Above: In 2010, these two photographs were purchased by the Berkeley Art Museum for their permanent collection.

The Locksmithing Institute of 826 Valencia Street, San Francisco, CA, September, 2008

For the final lesson of The Locksmithing Institute, students are required to teach themselves how to open a door that doesn’t require a key. Special thanks to Chris Woodcock for taking photographs of the event. Lesson plan below:

The Locksmithing Institute of 826 Valencia Street
Lesson #11: The Lobster Trap Conundrum or Graduation

The faculty and staff of The Locksmithing Institute hereby inform its students and alumni that all current pupils will now be required to teach themselves and from this point forward The Institute will function as a school without teachers. In light of this turn of events current enrollees must pass a final examine in the form of a self-evaluation to graduate. The final examine/graduation ceremony will be the student’s first chance to teach, grade, evaluate, and (if they feel that they have completed the requirements) graduate themselves by opening a door that requires no keys. The details of this final examine are as follows:
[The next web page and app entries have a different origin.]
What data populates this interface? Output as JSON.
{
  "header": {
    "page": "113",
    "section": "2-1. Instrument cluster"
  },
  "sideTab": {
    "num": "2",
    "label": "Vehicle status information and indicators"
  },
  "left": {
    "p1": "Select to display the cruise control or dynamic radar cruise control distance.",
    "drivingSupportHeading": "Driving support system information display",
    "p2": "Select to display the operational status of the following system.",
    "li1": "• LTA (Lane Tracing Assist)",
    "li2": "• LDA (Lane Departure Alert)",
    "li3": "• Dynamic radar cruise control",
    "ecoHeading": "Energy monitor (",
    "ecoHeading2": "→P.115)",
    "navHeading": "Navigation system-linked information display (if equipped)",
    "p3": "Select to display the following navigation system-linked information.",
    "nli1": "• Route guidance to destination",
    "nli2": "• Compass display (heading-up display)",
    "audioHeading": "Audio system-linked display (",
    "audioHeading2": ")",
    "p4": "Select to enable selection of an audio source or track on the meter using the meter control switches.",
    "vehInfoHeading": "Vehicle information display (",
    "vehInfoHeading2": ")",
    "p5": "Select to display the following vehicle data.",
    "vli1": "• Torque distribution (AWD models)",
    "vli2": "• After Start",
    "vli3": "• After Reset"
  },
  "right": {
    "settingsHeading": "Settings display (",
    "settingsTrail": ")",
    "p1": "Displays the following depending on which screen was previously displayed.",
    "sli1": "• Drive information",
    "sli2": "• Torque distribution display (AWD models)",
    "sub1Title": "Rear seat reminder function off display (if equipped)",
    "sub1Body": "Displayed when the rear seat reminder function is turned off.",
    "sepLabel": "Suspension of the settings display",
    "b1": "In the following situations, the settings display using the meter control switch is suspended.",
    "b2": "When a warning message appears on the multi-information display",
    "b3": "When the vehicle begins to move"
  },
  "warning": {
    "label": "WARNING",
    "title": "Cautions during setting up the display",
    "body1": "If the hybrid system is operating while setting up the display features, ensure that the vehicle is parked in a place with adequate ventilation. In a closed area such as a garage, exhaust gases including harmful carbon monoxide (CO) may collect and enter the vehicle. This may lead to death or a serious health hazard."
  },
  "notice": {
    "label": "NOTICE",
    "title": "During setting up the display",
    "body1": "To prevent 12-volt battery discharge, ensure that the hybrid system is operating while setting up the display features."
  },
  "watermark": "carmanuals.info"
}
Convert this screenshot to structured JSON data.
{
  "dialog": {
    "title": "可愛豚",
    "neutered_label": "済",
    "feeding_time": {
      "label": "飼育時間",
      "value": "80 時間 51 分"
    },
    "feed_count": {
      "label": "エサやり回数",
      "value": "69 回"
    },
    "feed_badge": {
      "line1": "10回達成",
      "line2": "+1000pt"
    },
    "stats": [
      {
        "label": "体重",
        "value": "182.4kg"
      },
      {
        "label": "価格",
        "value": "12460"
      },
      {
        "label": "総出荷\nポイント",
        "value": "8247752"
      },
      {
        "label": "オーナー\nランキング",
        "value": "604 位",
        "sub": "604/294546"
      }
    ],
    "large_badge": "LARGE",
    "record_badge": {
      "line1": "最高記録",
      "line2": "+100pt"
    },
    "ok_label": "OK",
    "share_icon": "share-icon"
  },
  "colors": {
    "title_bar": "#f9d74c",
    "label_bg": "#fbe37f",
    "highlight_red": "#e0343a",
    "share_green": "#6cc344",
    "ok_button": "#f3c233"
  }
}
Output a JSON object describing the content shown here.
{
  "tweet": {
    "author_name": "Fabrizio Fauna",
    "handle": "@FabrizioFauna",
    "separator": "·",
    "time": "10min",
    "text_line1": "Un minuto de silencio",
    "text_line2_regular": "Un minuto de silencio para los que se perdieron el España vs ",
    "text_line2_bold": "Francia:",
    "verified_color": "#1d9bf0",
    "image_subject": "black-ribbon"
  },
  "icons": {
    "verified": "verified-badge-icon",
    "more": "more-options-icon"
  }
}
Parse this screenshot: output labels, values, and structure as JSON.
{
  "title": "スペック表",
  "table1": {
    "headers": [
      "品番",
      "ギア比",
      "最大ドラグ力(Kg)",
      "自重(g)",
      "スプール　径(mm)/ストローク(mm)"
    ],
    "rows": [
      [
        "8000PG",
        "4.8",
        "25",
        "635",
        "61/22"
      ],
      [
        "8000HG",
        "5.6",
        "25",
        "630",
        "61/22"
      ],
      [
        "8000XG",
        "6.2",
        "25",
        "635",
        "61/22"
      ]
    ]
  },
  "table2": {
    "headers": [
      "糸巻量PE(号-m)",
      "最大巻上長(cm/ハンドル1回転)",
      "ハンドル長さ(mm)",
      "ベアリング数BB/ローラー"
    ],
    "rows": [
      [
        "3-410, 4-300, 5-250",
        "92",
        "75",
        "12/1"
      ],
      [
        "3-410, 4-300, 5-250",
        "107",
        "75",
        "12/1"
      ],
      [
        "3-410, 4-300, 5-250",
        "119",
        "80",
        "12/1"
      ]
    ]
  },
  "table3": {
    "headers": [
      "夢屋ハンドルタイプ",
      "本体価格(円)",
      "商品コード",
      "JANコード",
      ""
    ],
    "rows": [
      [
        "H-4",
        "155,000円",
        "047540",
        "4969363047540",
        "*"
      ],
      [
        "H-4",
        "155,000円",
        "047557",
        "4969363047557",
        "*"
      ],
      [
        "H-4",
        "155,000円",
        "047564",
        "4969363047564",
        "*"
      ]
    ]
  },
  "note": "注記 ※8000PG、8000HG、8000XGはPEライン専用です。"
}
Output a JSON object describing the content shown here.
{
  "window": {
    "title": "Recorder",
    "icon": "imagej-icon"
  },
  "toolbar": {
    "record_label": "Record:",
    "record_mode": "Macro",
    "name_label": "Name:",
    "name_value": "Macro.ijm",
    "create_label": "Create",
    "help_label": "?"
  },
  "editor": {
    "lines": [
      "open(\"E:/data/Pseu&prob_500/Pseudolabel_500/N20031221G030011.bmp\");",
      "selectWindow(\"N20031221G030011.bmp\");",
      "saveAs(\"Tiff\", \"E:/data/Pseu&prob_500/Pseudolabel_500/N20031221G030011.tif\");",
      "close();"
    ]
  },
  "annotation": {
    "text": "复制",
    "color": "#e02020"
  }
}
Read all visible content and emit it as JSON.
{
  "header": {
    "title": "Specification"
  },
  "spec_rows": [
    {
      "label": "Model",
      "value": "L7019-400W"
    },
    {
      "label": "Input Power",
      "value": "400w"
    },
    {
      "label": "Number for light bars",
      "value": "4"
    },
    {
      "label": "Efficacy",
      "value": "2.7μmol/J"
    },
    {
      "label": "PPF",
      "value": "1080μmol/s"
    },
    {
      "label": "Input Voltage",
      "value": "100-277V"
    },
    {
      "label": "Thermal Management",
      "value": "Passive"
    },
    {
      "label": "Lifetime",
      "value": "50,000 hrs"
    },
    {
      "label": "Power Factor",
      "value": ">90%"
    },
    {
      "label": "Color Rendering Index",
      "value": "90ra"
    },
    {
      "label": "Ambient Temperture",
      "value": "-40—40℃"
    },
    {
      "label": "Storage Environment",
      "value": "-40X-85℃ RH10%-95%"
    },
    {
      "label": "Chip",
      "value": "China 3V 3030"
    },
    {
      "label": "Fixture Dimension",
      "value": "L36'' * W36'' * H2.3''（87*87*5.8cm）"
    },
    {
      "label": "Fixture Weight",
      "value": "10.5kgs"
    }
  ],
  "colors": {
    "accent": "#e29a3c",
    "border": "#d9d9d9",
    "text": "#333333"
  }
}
What is unique about lobsters is how they become captured. There is no physical lock of any sort on a lobster trap. What keeps the crustacean from exiting its prison is the size and shape of its own body. The trap is easy to get into and hard to get out of.

Humans have a slightly more refined central nervous system that in turn provides them with more discreet perceptive abilities. Due to this, their trap is larger and more complicated however it is quite similar in structure to that of a lobster. For people, the universe and everything that is contained within it has become their trap. Instead of the fish heads that tantalize a lobster, the bait that captures us in our trap are the sensations that we get from the physical and mental experiences that we come into contact with in the universe (otherwise known as “keys”). We each associate freedom as the ability to move about the world and experience it with our senses, but, as students have learned in the previous lessons, this movement and experience in the world ends up becoming our prison as we become dependent upon things external to us in order to feel certain things, such as love or safety. We then fall into the trap further when we define ourselves by the feelings generated by those experiences and panic when we cannot access those feelings.

Just as a lobsters body keeps it trapped in the cage so too does a human’s body keep us from appreciating the broader scope of the universe. We become trapped on earth by our bodies limited ability to move and perceive. Consider, we cannot “see” infrared colors, however they do exist. We cannot hear high-pitched frequencies like a dog can, but yet they exist as well. Like the antennas that sprout out of a lobster’s head, our senses traverse the terrain of the known universe and provide us with a very limited view of reality. We perceive the world to be this vision provided to us from our simple receptors (eyes, ears, nose, skin, and tongue) that is interpreted by an easily distracted and over worked processor (our brain). Even with a vast lineage of technological advances whose purpose was to broaden our field of vision we are still tied to very limited interpretation of reality. The final examine will force students to face this conundrum.

The bait that draws students into the final examination room is a bucket dangling from a fishing pole filled with diplomas. The door that students enter through is hinged to shut automatically behind them. After taking their diploma from the bucket the students turn around and attempt to exit out of the door the came in through. This is when each is confronted by the first part of their final exam that is modeled after a traditional lobster trap. The door that students easily opened to enter the space does not appear to permit their easy exit. This side of the door has five unlocked doorknobs attached to it that require no keys. It is almost impossible for a human to open a door that has five knobs on it due to the shape of our bodies (similar to a lobsters dilemma). The form of the human body will not allow us to open this door that is not truly “locked.” However those knobs are only a diversion. The second part of the final exam is modeled after a “human” lobster trap. When students try to exit the space they (for the most part) fail to remember how they opened the door to initially enter their final examination area. When they entered, pupils pulled on a doorknob that was mounted on the left hand side and the door, which swung open from left to right. Simply put, the knob was on the left and the hinges were on the right. The five doorknobs on the other side of the door are mounted on the same side of the door as its hinges. Simply put, doorknobs on the left and hinges on the left as well. So, no matter how hard the student tried to open the five knobs, the door would never open as they were pushing into the hinges. All that each student needs to do is push on the opposite side of the door where there is no knob mounted and the door will easily open. No amount of toil, pressure or manipulation is required to open the door. Students will only need to observe the assumptions that we each make about the spaces that we have created and how we navigate through them and then modify their behavior to open the door that was never locked to begin with.

Tuition is (as always) free and in honor of this auspicious day today’s lunch will be lobster rolls and seaweed salad.

Lucas Murgida

The Locksmithing Institute of 826 Valencia Street, Part #2, 09/08 | 2009 | Locksmith